(Web page and app entries)
○ ○ ○ ○ ○ ○ ○

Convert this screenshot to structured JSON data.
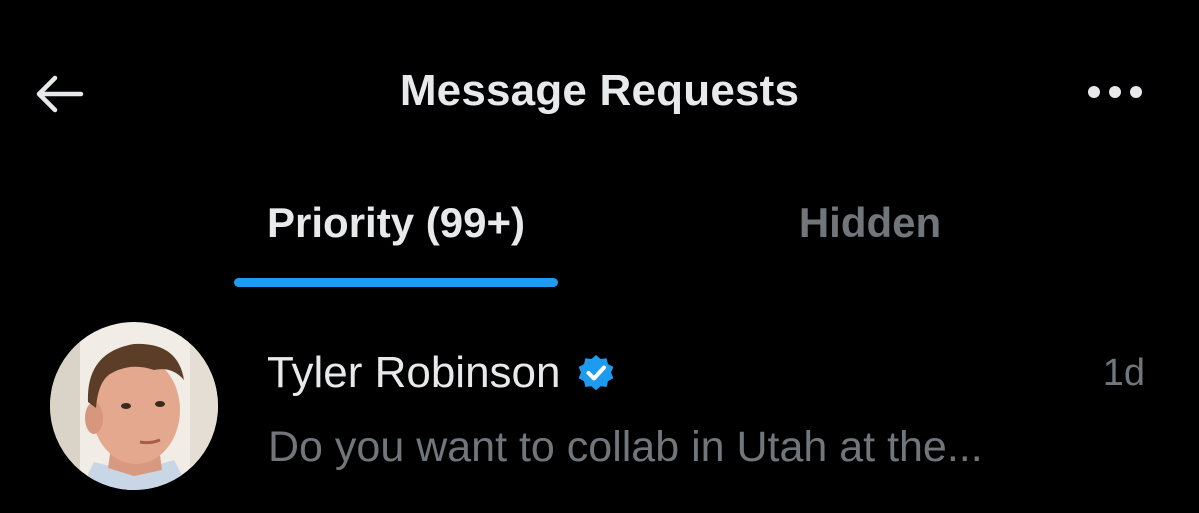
{
  "header": {
    "title": "Message Requests",
    "back_icon": "arrow-left-icon",
    "more_icon": "more-horizontal-icon"
  },
  "tabs": [
    {
      "label": "Priority (99+)",
      "active": true
    },
    {
      "label": "Hidden",
      "active": false
    }
  ],
  "conversations": [
    {
      "sender": "Tyler Robinson",
      "verified": true,
      "time": "1d",
      "preview": "Do you want to collab in Utah at the..."
    }
  ],
  "colors": {
    "background": "#000000",
    "primary_text": "#e7e9ea",
    "secondary_text": "#71767b",
    "accent": "#1d9bf0"
  }
}
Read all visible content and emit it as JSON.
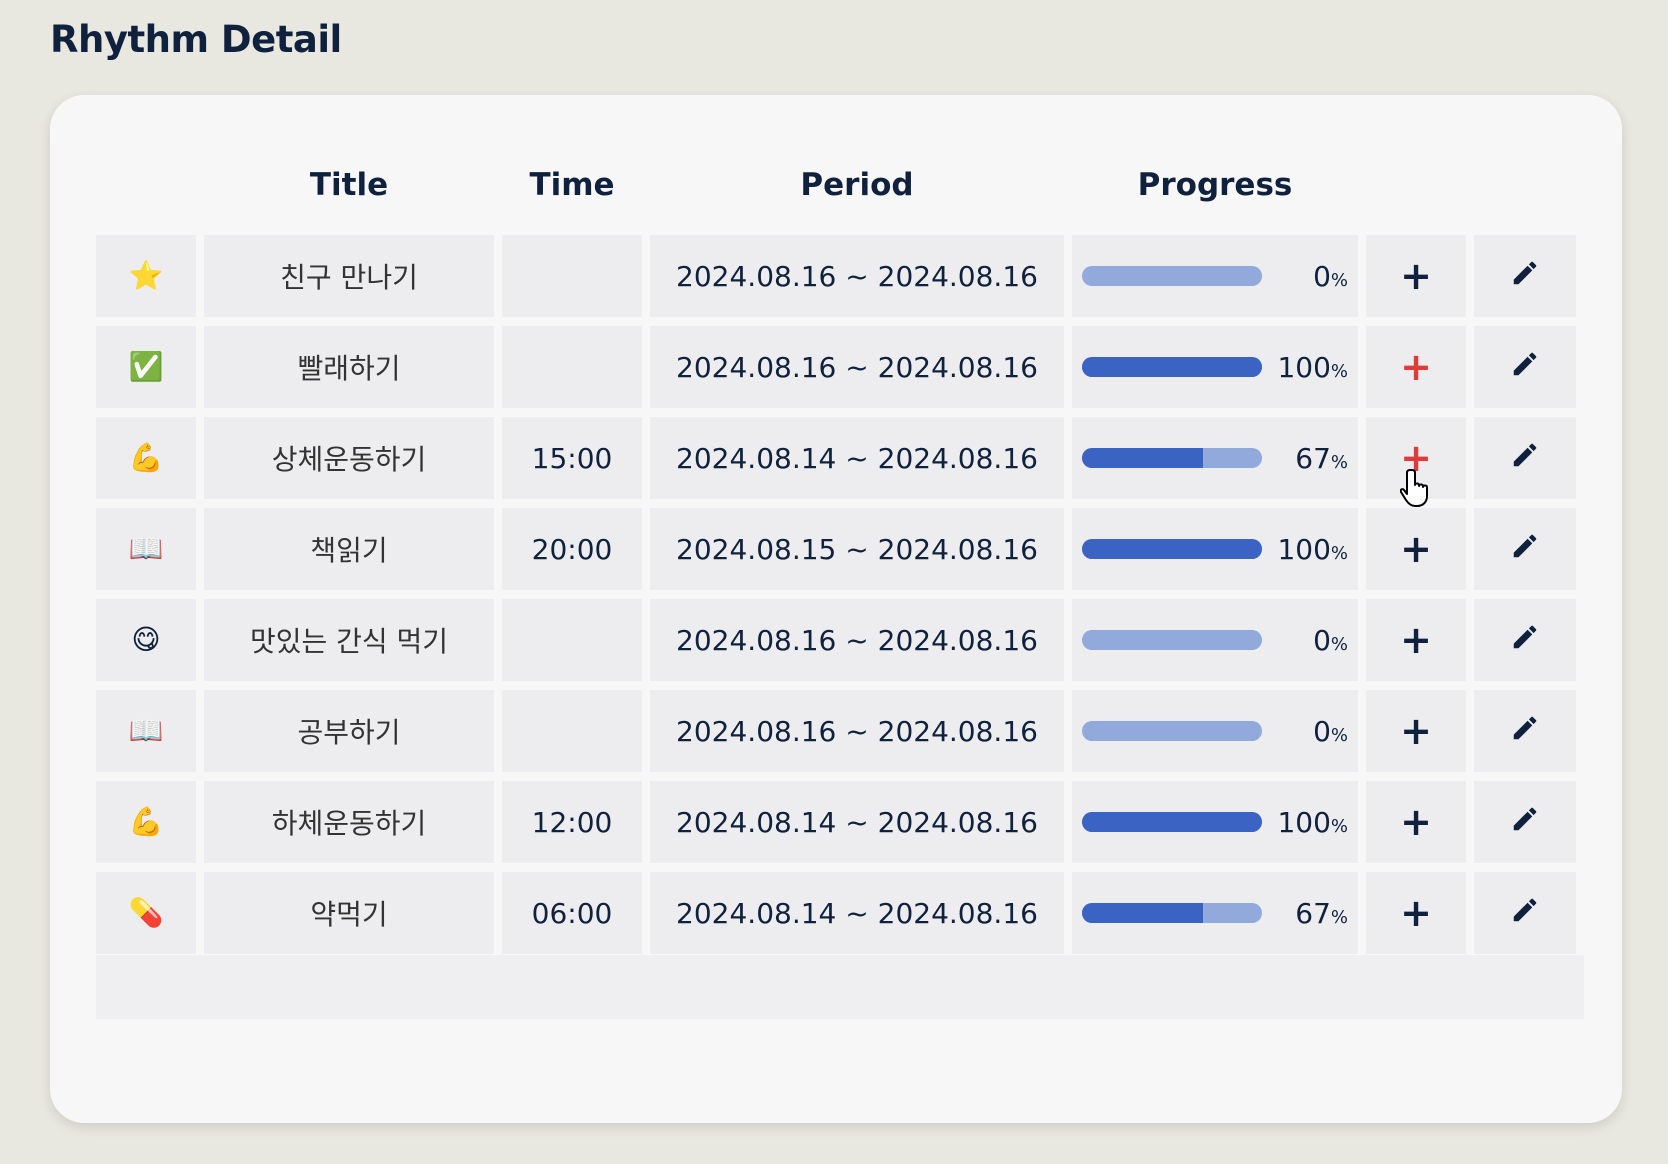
{
  "page": {
    "title": "Rhythm Detail"
  },
  "columns": {
    "title": "Title",
    "time": "Time",
    "period": "Period",
    "progress": "Progress"
  },
  "colors": {
    "bar_track": "#91a9db",
    "bar_fill": "#3a63c4",
    "add_active": "#e03b3b"
  },
  "rows": [
    {
      "icon": "⭐",
      "icon_name": "star-icon",
      "title": "친구 만나기",
      "time": "",
      "period": "2024.08.16 ~ 2024.08.16",
      "progress": 0,
      "progress_label": "0",
      "add_active": false
    },
    {
      "icon": "✅",
      "icon_name": "check-icon",
      "title": "빨래하기",
      "time": "",
      "period": "2024.08.16 ~ 2024.08.16",
      "progress": 100,
      "progress_label": "100",
      "add_active": true
    },
    {
      "icon": "💪",
      "icon_name": "muscle-icon",
      "title": "상체운동하기",
      "time": "15:00",
      "period": "2024.08.14 ~ 2024.08.16",
      "progress": 67,
      "progress_label": "67",
      "add_active": true
    },
    {
      "icon": "📖",
      "icon_name": "book-icon",
      "title": "책읽기",
      "time": "20:00",
      "period": "2024.08.15 ~ 2024.08.16",
      "progress": 100,
      "progress_label": "100",
      "add_active": false
    },
    {
      "icon": "😋",
      "icon_name": "yum-face-icon",
      "title": "맛있는 간식 먹기",
      "time": "",
      "period": "2024.08.16 ~ 2024.08.16",
      "progress": 0,
      "progress_label": "0",
      "add_active": false
    },
    {
      "icon": "📖",
      "icon_name": "book-icon",
      "title": "공부하기",
      "time": "",
      "period": "2024.08.16 ~ 2024.08.16",
      "progress": 0,
      "progress_label": "0",
      "add_active": false
    },
    {
      "icon": "💪",
      "icon_name": "muscle-icon",
      "title": "하체운동하기",
      "time": "12:00",
      "period": "2024.08.14 ~ 2024.08.16",
      "progress": 100,
      "progress_label": "100",
      "add_active": false
    },
    {
      "icon": "💊",
      "icon_name": "pill-icon",
      "title": "약먹기",
      "time": "06:00",
      "period": "2024.08.14 ~ 2024.08.16",
      "progress": 67,
      "progress_label": "67",
      "add_active": false
    }
  ],
  "labels": {
    "percent_sign": "%",
    "add_symbol": "+"
  }
}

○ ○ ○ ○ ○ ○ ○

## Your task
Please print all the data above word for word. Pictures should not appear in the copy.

## Task output
Convert this screenshot to structured JSON data.
{
  "header": {
    "title": "Message Requests",
    "back_icon": "arrow-left-icon",
    "more_icon": "more-horizontal-icon"
  },
  "tabs": [
    {
      "label": "Priority (99+)",
      "active": true
    },
    {
      "label": "Hidden",
      "active": false
    }
  ],
  "conversations": [
    {
      "sender": "Tyler Robinson",
      "verified": true,
      "time": "1d",
      "preview": "Do you want to collab in Utah at the..."
    }
  ],
  "colors": {
    "background": "#000000",
    "primary_text": "#e7e9ea",
    "secondary_text": "#71767b",
    "accent": "#1d9bf0"
  }
}
Read all visible content and emit it as JSON.
{
  "page": {
    "title": "Rhythm Detail"
  },
  "columns": {
    "title": "Title",
    "time": "Time",
    "period": "Period",
    "progress": "Progress"
  },
  "colors": {
    "bar_track": "#91a9db",
    "bar_fill": "#3a63c4",
    "add_active": "#e03b3b"
  },
  "rows": [
    {
      "icon": "⭐",
      "icon_name": "star-icon",
      "title": "친구 만나기",
      "time": "",
      "period": "2024.08.16 ~ 2024.08.16",
      "progress": 0,
      "progress_label": "0",
      "add_active": false
    },
    {
      "icon": "✅",
      "icon_name": "check-icon",
      "title": "빨래하기",
      "time": "",
      "period": "2024.08.16 ~ 2024.08.16",
      "progress": 100,
      "progress_label": "100",
      "add_active": true
    },
    {
      "icon": "💪",
      "icon_name": "muscle-icon",
      "title": "상체운동하기",
      "time": "15:00",
      "period": "2024.08.14 ~ 2024.08.16",
      "progress": 67,
      "progress_label": "67",
      "add_active": true
    },
    {
      "icon": "📖",
      "icon_name": "book-icon",
      "title": "책읽기",
      "time": "20:00",
      "period": "2024.08.15 ~ 2024.08.16",
      "progress": 100,
      "progress_label": "100",
      "add_active": false
    },
    {
      "icon": "😋",
      "icon_name": "yum-face-icon",
      "title": "맛있는 간식 먹기",
      "time": "",
      "period": "2024.08.16 ~ 2024.08.16",
      "progress": 0,
      "progress_label": "0",
      "add_active": false
    },
    {
      "icon": "📖",
      "icon_name": "book-icon",
      "title": "공부하기",
      "time": "",
      "period": "2024.08.16 ~ 2024.08.16",
      "progress": 0,
      "progress_label": "0",
      "add_active": false
    },
    {
      "icon": "💪",
      "icon_name": "muscle-icon",
      "title": "하체운동하기",
      "time": "12:00",
      "period": "2024.08.14 ~ 2024.08.16",
      "progress": 100,
      "progress_label": "100",
      "add_active": false
    },
    {
      "icon": "💊",
      "icon_name": "pill-icon",
      "title": "약먹기",
      "time": "06:00",
      "period": "2024.08.14 ~ 2024.08.16",
      "progress": 67,
      "progress_label": "67",
      "add_active": false
    }
  ],
  "labels": {
    "percent_sign": "%",
    "add_symbol": "+"
  }
}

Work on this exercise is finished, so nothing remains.